First, while comparing on price is a metric that a lot of people use to choose something, it’s not something that I feel is entirely fair. You have to look at each item for what they are and see the differences between the two. Kent Wang’s suits are MTM — you can send it back and get alterations and adjustments made based off of a RTW suit you’re sent initially. Howard Yount is straight up RTW. So, those are different processes and things you’re buying entirely.
That said, why did I go with Howard Yount?
The first reason is that I know how it fits on me — more or less from the previous experience I have their summer blazer. I know that the adjustments I’d want done can be done by my local alterationist in about a week.
In terms of the jacket’s construction, I liked that the suit comes with minimal lining in the shoulders and sleeves. That’s important to me since I’m buying this for the rare instances in the summer when I need to wear a suit and it’s seasonably hot out, so having a suit that’s basically unlined is a huge plus.
The fact the suit’s fully canvased is another bonus and my prior experience with Howard Yount’s tropical wool trousers gives me some confidence of the fabric quality I can expect to be used in the suit.

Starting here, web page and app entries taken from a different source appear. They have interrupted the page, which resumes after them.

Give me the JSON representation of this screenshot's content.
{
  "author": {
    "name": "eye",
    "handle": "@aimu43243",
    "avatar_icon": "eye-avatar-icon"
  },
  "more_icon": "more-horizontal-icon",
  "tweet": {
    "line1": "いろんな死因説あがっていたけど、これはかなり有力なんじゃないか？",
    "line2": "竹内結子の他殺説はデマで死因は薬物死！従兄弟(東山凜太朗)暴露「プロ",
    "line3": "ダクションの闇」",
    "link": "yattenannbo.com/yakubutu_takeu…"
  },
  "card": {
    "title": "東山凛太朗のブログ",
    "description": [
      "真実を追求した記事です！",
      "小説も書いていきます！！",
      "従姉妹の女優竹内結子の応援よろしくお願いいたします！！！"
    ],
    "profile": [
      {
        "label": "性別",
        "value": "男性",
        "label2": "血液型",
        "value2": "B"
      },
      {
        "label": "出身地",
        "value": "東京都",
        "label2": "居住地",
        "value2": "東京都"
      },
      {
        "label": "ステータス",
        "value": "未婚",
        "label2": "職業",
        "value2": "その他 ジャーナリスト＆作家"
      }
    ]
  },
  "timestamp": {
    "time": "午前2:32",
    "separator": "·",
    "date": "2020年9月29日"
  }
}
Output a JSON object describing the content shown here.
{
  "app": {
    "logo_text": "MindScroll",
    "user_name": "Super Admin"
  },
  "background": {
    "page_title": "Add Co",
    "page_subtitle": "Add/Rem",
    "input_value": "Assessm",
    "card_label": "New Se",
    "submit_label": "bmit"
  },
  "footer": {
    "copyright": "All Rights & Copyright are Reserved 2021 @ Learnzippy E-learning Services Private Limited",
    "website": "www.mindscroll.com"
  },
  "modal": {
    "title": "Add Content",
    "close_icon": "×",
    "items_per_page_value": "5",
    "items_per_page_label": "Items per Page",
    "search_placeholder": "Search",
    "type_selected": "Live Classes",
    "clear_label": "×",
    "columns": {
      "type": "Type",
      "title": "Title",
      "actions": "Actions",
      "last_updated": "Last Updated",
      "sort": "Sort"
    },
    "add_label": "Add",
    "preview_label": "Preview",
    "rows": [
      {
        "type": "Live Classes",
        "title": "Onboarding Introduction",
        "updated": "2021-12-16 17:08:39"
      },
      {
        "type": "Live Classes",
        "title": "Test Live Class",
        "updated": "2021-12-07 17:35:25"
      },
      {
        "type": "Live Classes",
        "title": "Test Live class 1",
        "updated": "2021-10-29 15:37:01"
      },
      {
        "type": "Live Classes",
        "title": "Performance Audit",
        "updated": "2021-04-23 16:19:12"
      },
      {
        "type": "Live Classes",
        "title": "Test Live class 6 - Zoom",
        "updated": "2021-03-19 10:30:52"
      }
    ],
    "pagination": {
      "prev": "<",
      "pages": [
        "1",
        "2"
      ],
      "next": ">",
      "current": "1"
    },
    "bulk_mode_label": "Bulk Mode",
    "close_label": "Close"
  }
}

Finally, there’s the convenience of buying something “off the (virtual) rack” and knowing with a degree of confidence how it’ll fit on me and be pretty close to being ready to go when/if I need it with near immediacy. For me, that’s a value in and of itself.
Now, the downsides to RTW is that you’re not going to get the plethora of options you’d be getting with a MTM process. If I wanted a slightly different button stance, a different fabric, a longer or shorter hem, a change in shoulder width, etc., then I really can’t do much about that with RTW. And if you’re a person that needs or really wants those options, then MTM might very well be the route for you. The downside is the time it takes to go through that process.
I have a lot more thoughts on the whole custom-made versus ready-made debate that I might spell out at some point, but the bottom line is that you have to go with what works for you, personally.
To give you an idea, I’ve been spending a good deal of time trying to find a place to get MTM linen dress shirts for summer and it’s been a long process. One company I used didn’t turn out something I was entirely happy with the first time around and it’s being redone again. It’ll probably be close to two months or maybe even three before they might produce something I’m happy with and will then spend another few weeks after that waiting for more to be made. With another place, it’s been about a month between my first test shirt order and when I’ll be able to get to a fitting. Odds are good that unless they nail the fit on the first try (which rarely happens), it’ll be another month before I go forward with placing a larger order with them. Yet another shirtmaker has a traveling schedule that I kept missing and wasn’t able to see for well over a year — and they have a 6-8 week production time from when you place your order to when you receive it.
And, that’s just for a shirt. The process of going MTM on shirts has taught me that if I were to start looking into MTM or bespoke suiting, it’s something that 1.) I wouldn’t want to rush and 2.) I would need to be very mindful of entering with an eye for detail and attention that I probably don’t have fully developed yet.